2. “Yakisugi is a way of charring (yaki) wooden boards to preserve them against the natural elements in Japan’s humid climate. Traditionally, Japanese cedar (sugi) is used in the process, which results in a carbonized finish that is resistant to insects, rot, and, ironically, fire. A master of the technique, Fujimori, binds together three boards into a kind of chimney and starts a fire inside of it. Once the fire has spread along the entire length of the wood – about 10 minutes – it is quickly extinguished. Boards some two centimeters thick are charred, amazingly evenly down to about one centimeter. Fujimori has prepared boards up to eight meters in length using this method.”

Yakisugi method by Fujimori in Pictures explained in DWELL © Adam Friedberg.
  1. To begin the charring process, the newspaper that has been packed between the boards is set on fire.
  2. Fujimori uses a tool to coax the fire up the boards; this ensures an even charring of the wood.
  3. Once the fire is evenly distributed across the length of the board, it is merely a matter of patience.
  4. After seven minutes, the length of time it takes to produce the proper amount of char, the boards are separated.
  5. The craftsman pours water over the boards to halt the charring process.
  6. After the flames have been put out, the boards continue to crackle and smoke. Charring the boards properly requires a delicate balance between just enough burning but not too much.
  7. The primitive and painstaking process is said to protect wood against rain, rot, and insects for 80 years. It also gives the exteriors a reptilian texture that’s as striking as it is practical.

Traditional methods of YakiSugi

Japanese Trees Teahouses by Terunobu Fujimori Japanese-teahouses-trees-terunobu-fujimori-21

Teahouses in Trees Gallery

Japanese teahouses in trees  by Terunobu Fujimori Video

Beetle’s House – Terunobu Fujimori, Tokyo, Japan from the Victoria and Albert Museum

About Terunobu Fujimori

Born in 1946 in Nagano, Terunobu Fujimori is a leading historian of modern Japanese architecture. He completed his Doctorate of Architecture at the University of Tokyo in 1978. In 1991, Fujimori completed his first architectural work, the Jinchokan Moriya Historical Museum in Nagano Prefecture. Since then, he has created several original buildings offering continual surprises to the world of architecture.

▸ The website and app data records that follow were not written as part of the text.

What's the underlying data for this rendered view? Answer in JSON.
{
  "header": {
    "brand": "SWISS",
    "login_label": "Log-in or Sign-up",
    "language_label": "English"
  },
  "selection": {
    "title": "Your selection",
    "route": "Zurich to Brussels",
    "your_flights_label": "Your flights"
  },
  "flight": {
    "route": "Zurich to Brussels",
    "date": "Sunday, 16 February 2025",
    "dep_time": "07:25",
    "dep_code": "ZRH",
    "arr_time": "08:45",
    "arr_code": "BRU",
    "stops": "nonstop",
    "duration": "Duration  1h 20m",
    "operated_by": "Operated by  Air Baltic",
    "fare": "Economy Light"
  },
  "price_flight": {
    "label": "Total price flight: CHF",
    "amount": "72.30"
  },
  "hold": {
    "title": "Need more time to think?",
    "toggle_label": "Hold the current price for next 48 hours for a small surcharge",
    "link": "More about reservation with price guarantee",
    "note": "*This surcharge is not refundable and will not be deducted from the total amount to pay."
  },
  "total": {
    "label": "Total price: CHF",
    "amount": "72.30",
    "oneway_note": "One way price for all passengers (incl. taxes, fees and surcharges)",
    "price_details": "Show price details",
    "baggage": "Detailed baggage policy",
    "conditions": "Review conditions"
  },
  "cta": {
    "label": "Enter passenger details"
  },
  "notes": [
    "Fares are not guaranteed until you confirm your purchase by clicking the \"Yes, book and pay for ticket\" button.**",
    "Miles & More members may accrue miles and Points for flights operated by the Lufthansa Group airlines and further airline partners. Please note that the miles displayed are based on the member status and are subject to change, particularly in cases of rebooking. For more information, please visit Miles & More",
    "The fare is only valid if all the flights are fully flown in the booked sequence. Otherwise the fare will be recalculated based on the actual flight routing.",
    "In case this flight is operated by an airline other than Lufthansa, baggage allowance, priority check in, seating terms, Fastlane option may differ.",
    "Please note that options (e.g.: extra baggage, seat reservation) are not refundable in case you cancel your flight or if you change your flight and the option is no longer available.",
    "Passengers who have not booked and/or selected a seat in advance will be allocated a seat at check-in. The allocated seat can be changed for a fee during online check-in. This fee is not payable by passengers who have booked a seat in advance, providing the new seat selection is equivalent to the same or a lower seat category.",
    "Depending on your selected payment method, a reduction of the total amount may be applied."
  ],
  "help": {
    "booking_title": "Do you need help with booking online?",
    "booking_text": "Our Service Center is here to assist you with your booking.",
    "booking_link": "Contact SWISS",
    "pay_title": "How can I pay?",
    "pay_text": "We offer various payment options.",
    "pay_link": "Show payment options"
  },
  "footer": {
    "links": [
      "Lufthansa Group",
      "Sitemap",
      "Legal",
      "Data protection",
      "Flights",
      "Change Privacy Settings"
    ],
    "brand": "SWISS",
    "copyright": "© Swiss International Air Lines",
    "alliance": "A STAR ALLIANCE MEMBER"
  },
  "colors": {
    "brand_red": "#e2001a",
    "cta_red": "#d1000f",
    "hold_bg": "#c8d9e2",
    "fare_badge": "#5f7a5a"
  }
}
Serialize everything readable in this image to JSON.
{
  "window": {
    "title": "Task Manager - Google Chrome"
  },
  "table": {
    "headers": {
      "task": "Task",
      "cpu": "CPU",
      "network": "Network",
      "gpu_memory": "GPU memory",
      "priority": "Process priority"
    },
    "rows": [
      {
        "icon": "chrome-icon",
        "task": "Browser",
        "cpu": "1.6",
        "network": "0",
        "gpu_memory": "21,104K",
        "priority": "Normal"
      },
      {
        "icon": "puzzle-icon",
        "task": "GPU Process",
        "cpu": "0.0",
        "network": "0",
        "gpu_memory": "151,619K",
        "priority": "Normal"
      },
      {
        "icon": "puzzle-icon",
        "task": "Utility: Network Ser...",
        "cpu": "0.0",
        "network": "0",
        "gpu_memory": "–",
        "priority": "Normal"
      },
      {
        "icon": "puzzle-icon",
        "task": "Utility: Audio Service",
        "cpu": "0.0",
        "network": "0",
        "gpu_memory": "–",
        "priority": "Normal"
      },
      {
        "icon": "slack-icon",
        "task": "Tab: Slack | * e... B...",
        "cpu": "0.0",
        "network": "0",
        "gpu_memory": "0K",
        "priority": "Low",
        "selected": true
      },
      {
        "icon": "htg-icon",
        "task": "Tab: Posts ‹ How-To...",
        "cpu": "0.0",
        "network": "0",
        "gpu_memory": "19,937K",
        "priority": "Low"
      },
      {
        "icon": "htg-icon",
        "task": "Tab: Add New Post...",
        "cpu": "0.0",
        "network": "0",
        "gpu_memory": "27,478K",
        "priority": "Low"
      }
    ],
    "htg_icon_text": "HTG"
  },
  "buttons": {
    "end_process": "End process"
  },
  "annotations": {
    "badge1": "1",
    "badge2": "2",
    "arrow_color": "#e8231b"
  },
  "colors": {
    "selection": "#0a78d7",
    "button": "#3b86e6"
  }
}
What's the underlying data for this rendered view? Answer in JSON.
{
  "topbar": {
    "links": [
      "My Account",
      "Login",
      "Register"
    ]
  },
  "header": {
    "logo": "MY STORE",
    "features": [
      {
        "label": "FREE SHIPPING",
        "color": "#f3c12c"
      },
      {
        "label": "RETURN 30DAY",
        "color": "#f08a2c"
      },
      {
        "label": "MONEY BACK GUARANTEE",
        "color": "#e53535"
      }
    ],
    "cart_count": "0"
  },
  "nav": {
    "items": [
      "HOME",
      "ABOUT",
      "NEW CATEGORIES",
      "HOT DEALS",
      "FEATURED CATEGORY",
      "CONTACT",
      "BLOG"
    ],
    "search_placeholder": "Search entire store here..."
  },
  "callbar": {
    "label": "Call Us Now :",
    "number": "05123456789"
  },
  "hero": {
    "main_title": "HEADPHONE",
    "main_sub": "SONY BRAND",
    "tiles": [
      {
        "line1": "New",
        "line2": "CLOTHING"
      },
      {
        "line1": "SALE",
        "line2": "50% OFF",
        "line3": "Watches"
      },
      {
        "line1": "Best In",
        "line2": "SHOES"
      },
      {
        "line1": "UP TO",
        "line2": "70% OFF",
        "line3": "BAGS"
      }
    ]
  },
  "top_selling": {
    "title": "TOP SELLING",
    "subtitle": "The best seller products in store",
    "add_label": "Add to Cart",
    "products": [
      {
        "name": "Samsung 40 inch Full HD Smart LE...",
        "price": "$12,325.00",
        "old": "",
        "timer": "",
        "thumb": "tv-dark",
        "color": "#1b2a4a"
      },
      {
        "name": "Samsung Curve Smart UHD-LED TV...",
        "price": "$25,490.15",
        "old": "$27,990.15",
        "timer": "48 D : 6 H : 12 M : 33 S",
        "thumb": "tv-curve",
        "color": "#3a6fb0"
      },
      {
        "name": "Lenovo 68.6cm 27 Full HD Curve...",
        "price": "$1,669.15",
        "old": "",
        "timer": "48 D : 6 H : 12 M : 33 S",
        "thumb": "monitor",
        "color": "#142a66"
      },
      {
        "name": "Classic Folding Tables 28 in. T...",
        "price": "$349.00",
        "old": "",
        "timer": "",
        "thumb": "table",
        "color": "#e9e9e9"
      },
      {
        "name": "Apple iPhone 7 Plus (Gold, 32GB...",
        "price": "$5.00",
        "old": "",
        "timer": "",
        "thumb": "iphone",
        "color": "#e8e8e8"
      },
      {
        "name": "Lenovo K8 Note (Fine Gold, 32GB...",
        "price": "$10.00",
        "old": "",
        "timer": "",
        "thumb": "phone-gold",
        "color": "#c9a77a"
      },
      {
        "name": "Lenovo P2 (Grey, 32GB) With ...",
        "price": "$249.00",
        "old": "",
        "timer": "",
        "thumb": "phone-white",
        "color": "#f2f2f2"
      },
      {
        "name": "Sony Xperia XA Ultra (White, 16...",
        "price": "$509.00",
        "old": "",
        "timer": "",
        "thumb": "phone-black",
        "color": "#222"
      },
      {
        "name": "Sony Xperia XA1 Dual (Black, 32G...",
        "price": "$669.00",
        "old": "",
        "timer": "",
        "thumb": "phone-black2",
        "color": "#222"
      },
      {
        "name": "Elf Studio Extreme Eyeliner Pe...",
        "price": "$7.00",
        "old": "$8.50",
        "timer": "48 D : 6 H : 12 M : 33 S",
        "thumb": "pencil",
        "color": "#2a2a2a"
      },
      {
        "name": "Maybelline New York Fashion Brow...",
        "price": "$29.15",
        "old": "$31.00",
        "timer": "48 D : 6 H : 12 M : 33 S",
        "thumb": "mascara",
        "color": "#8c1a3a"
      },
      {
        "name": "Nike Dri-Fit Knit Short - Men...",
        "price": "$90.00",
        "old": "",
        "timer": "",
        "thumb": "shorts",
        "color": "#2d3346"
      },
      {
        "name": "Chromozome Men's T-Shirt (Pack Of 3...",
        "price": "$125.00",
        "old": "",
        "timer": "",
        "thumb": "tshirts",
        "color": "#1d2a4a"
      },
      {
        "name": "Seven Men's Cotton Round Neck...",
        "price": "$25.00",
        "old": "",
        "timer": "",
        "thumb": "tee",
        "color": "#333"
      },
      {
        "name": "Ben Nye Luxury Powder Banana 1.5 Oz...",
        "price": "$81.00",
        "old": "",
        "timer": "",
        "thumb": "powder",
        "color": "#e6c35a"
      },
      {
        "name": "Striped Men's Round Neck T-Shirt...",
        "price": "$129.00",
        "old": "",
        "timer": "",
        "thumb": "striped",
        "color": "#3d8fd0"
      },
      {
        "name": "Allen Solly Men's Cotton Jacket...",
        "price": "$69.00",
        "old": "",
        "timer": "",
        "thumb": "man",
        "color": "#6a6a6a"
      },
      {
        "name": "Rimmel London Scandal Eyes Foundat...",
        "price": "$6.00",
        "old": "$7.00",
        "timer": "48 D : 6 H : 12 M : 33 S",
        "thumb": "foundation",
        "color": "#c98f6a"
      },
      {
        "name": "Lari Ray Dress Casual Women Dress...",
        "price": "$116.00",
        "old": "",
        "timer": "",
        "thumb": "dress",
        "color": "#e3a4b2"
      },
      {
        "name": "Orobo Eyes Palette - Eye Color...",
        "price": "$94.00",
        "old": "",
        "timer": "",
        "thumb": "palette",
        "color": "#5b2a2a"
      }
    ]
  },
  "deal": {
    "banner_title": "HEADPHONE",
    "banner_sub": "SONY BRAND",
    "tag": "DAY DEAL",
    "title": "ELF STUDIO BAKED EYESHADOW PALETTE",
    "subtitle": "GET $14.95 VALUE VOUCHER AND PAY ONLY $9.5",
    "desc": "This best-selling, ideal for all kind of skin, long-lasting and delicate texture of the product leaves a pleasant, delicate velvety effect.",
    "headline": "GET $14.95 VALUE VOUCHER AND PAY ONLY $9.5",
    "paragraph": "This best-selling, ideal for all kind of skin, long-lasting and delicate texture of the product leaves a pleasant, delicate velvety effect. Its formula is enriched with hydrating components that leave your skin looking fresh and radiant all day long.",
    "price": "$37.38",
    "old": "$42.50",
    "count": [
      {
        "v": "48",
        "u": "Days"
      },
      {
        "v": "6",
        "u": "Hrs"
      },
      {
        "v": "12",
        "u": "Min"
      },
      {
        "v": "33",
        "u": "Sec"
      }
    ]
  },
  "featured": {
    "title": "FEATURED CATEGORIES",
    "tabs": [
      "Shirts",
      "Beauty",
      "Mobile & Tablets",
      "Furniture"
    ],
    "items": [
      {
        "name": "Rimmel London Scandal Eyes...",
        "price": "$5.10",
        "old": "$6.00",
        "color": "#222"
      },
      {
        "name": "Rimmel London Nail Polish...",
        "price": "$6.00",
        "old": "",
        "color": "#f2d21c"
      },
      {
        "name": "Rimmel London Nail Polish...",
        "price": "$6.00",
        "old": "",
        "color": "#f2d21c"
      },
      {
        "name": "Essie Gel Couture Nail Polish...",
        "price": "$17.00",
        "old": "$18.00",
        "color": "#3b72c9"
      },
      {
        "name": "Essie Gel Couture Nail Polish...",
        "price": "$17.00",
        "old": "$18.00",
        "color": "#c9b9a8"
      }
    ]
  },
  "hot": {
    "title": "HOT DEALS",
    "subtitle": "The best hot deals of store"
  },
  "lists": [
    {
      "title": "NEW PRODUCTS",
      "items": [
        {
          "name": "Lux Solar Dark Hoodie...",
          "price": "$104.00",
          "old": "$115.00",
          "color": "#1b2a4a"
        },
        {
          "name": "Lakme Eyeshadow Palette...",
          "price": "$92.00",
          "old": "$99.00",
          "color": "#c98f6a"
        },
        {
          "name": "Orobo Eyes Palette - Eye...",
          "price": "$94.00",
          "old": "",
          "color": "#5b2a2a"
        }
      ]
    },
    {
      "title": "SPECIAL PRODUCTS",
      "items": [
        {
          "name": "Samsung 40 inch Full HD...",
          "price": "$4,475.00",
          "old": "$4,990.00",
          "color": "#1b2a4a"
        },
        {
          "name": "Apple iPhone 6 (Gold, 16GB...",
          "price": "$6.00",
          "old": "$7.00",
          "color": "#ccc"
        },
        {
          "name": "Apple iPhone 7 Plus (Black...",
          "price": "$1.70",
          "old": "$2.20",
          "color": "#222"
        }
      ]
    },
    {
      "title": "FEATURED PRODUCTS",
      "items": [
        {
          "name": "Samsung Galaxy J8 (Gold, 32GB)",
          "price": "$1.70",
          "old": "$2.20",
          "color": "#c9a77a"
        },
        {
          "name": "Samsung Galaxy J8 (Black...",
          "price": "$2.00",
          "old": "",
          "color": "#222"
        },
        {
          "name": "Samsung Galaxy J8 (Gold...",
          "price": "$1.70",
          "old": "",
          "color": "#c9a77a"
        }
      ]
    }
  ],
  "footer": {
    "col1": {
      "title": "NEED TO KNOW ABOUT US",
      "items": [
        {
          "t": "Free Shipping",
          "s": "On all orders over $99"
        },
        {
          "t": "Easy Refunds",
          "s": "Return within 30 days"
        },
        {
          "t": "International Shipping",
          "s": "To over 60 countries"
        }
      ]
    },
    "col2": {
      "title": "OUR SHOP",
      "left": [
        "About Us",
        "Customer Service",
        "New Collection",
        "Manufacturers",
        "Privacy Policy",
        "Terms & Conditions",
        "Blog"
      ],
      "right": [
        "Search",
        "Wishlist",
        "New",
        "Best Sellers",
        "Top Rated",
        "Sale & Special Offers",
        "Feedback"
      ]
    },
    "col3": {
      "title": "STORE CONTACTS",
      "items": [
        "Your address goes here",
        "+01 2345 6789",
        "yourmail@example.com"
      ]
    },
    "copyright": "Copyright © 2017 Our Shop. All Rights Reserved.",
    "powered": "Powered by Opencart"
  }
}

His work is often characterized by humor, experimentation, the use of natural materials, and a break from traditional techniques. He gained widespread acclaim when he represented Japan at the 2006 Venice Architecture Biennale. He is currently an Associate Professor at the Institute of Industrial Science, Japan, and he develops projects through the Fujimori Lab at the University of Tokyo.